Breaking Free from Your Family of Origin

  • Debra White Smith Author, Marriage Revolution
  • 2008 4 Apr
  • COMMENTS
Breaking Free from Your Family of Origin

Therefore shall a man leave his father and his mother, and shall cleave to his wife: and they shall be one flesh. Genesis 2:24 KJV

Passage: Genesis 2:20-25

There can be no cleaving without leaving. A husband and wife cannot fully join to each other until they have severed dependence on their families of origin. While connection with extensive family networks can be a great source of support and encouragement, they were never meant to be a controlling factor in the lives of a married couple.

Many spouses are still as connected or even more connected to their families of origin as they are to their spouses. Clear signs of this are when one or both spouses excessively serve the family of origin and allow the family of origin to crash into their lives whenever and however they choose. There are no boundaries on the family of origin’s impact.

Whether geographically close or not, extended family relationships can be unhealthy to a marriage. This enmeshment may show up as an adult child calling her mom several times a day and depending on her support instead of her spouse. This often means the wife or husband is in second place to the mother. I’ve also encountered situations where sons place their parents before their wives, perhaps insisting that major holidays be spent with them.

According to Dr. David Hawkins,

Families, fellow church members, coworkers, friends, and acquaintances of all types are capable of damaging individuality. Families can be too distant and detached from one another, but they can also be too close. It may be hard to picture too much closeness, but closeness can be stifling. When individuals are too bent on pleasing one another, healthy engagement gives way to unhealthy enmeshment.

  • Each person has to know what the others are doing.
  • No privacy and no appropriate secrets are permitted.
  • Gossip is rampant.
  • People tell one another how to behave and feel.
  • People talk for one another.
  • People tell others how the others are feeling or what they are thinking.
  • One or more family members is overly controlling.
  • The family has a “right” way to do things and no other way is tolerated.

Before I heard the term “enmeshed families,” I had developed my own definition for these behavioral traits: a big wad of tangled snakes writhing together and biting each other. My analogy was based on the realization that such families are tangled in each other’s lives to the point that you can’t tell where one starts and the other stops. And they often live from one “biting” episode to another. Or somebody is not talking to somebody else at any given time. It’s a cycle of twisted, negative behavior.

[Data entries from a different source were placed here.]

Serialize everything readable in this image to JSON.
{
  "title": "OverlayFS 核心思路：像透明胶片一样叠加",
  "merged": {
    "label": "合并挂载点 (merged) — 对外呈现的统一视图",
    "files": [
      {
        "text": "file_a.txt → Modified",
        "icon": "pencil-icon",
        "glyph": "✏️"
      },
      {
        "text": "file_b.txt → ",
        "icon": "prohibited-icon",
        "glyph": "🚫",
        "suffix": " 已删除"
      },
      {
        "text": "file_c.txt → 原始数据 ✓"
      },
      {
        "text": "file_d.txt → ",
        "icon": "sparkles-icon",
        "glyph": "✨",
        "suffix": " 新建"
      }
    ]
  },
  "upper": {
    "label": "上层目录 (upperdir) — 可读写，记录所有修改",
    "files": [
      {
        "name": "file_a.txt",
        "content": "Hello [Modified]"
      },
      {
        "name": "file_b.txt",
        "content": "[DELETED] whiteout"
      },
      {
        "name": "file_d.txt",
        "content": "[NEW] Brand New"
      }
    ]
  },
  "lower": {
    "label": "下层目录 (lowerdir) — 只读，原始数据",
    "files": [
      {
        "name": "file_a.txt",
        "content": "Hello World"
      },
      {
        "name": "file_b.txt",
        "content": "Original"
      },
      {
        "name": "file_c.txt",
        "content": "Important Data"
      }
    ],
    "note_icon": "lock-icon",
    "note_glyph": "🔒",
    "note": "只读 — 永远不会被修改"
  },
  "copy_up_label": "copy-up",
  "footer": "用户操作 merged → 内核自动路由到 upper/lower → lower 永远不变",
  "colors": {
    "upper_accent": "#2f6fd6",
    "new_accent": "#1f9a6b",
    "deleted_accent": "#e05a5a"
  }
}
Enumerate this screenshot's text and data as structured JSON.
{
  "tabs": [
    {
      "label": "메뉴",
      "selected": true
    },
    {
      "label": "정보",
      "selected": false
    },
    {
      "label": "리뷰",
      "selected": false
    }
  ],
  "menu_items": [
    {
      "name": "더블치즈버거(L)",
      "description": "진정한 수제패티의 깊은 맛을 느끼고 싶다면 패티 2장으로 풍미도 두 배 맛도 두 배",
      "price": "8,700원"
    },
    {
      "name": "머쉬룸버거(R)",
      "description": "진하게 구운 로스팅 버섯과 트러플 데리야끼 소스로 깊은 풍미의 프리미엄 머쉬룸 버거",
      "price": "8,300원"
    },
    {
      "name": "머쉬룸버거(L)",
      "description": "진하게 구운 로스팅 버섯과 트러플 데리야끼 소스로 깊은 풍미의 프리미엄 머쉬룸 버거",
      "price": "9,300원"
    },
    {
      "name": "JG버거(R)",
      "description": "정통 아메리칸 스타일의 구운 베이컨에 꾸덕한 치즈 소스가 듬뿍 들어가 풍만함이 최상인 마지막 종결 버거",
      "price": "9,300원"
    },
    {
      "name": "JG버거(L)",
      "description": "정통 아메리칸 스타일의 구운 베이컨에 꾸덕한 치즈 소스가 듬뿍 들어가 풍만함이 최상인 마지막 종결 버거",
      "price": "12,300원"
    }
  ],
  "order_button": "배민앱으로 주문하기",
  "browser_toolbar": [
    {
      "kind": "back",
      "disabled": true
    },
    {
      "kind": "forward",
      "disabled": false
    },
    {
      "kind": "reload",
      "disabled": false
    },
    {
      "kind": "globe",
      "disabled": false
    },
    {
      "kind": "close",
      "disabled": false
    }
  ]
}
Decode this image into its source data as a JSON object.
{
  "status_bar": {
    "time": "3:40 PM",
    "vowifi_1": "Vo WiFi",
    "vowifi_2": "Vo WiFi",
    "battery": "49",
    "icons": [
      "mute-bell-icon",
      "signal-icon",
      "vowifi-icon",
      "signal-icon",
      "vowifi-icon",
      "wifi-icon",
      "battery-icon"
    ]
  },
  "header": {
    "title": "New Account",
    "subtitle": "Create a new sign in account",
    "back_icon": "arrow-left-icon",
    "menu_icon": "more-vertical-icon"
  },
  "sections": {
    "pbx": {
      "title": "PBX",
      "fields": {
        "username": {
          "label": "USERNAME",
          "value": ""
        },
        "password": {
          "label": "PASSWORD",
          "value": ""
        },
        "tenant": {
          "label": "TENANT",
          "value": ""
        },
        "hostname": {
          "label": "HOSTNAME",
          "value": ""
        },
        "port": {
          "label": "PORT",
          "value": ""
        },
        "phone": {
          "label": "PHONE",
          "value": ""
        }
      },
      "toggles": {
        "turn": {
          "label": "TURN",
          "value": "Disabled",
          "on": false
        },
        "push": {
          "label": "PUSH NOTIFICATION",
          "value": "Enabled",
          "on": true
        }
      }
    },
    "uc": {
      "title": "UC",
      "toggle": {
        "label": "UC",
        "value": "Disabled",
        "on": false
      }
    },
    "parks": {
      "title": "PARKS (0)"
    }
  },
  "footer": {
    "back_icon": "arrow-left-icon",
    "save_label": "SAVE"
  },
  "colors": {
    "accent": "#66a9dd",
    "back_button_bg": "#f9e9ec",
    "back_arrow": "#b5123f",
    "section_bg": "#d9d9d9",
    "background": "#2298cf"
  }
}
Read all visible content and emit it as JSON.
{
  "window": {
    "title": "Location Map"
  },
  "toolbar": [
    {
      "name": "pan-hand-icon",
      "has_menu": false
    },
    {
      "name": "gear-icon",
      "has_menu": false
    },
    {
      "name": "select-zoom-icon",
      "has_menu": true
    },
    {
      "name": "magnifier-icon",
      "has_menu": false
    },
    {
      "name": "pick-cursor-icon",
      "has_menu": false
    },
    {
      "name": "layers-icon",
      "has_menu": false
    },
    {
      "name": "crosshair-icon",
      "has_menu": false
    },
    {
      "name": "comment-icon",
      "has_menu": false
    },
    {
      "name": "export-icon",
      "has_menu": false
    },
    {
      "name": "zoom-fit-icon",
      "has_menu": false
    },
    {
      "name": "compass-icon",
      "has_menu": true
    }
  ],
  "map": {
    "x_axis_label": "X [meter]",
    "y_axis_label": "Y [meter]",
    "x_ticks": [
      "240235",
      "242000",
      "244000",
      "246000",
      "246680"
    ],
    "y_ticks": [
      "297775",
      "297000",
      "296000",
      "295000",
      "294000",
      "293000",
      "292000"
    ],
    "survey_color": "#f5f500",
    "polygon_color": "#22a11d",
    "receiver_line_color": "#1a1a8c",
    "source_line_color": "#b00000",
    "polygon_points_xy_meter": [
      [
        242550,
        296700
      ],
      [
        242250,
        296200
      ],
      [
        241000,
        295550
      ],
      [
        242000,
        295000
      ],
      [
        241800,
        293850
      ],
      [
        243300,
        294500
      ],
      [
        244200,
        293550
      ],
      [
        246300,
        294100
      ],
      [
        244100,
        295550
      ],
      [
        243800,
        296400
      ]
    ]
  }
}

When extended family units are enmeshed, often individual families are also enmeshed because that’s the way the adults learned to relate. For instance, enmeshment happens in the parent—child relationship when a child is expected to fulfill the family’s choice of career. Enmeshment happens in marriage when the husband and/or wife isn’t allowed to maintain his or her individuality but is expected to mold to the other’s expectations.

Enmeshed families often come together to create enmeshed churches. These churches tend to stifle creativity and stick to rigid traditions that aren’t Christ-based. These groups are more interested in defending their “standards” or traditions than seeking truth and living sacrificial love. They sacrifice individuals for the tradition.

If you can see elements of enmeshment in your family, start drawing healthy boundaries. Put your mate and immediate family first. If need be, explain what’s happening gently. Get caller ID and don’t answer all the calls from excessive callers. Plan a trip away this holiday season. It doesn’t have to be far. Nobody in your extended family will die if you aren’t there, and your own family will be healthier for it.

When two individuals are differentiated and secure in their own identities, they can give themselves to one another and become one flesh as God intended. This means that they have a close and stable relationship with their parents and a loyalty to the system in which they were raised, but now they combine their family backgrounds into a new and distinct system.

Enmeshment is the opposite of individuality. Take the chains of conformity and control off you, your mate, and your kids. Allow yourselves to be who you are and to manifest the strengths God has gifted you with. Allow your children to share their feelings, even if it involves something negative. Support healthy communication and teach grace.

Lord, show me if I’m enmeshed with my family of origin or in my immediate family. Give me the insight, wisdom, and strength to draw the lines I need so I can break from enmeshed traditions. Give me the courage to stand strong when boundaries are ignored or criticized. Give me the grace to be who I am in You and offer others the freedom to be the individuals You crafted in Your image.

 


Excerpted from Marriage Revolution: Rethinking Your Relationship in Light of God's Design (Harvest House Publishers) by Debra White Smith. © 2008 Debra White Smith. Used with permission. All rights reserved.

Debra White Smith has 52 books to her credit and more than a million books in print, including Romancing Your Husband, Romancing Your Wife, and many fiction romances. Debra's award-winning writing, biblical knowledge, and entertaining humor have made her a reader favorite and a sought-after conference speaker.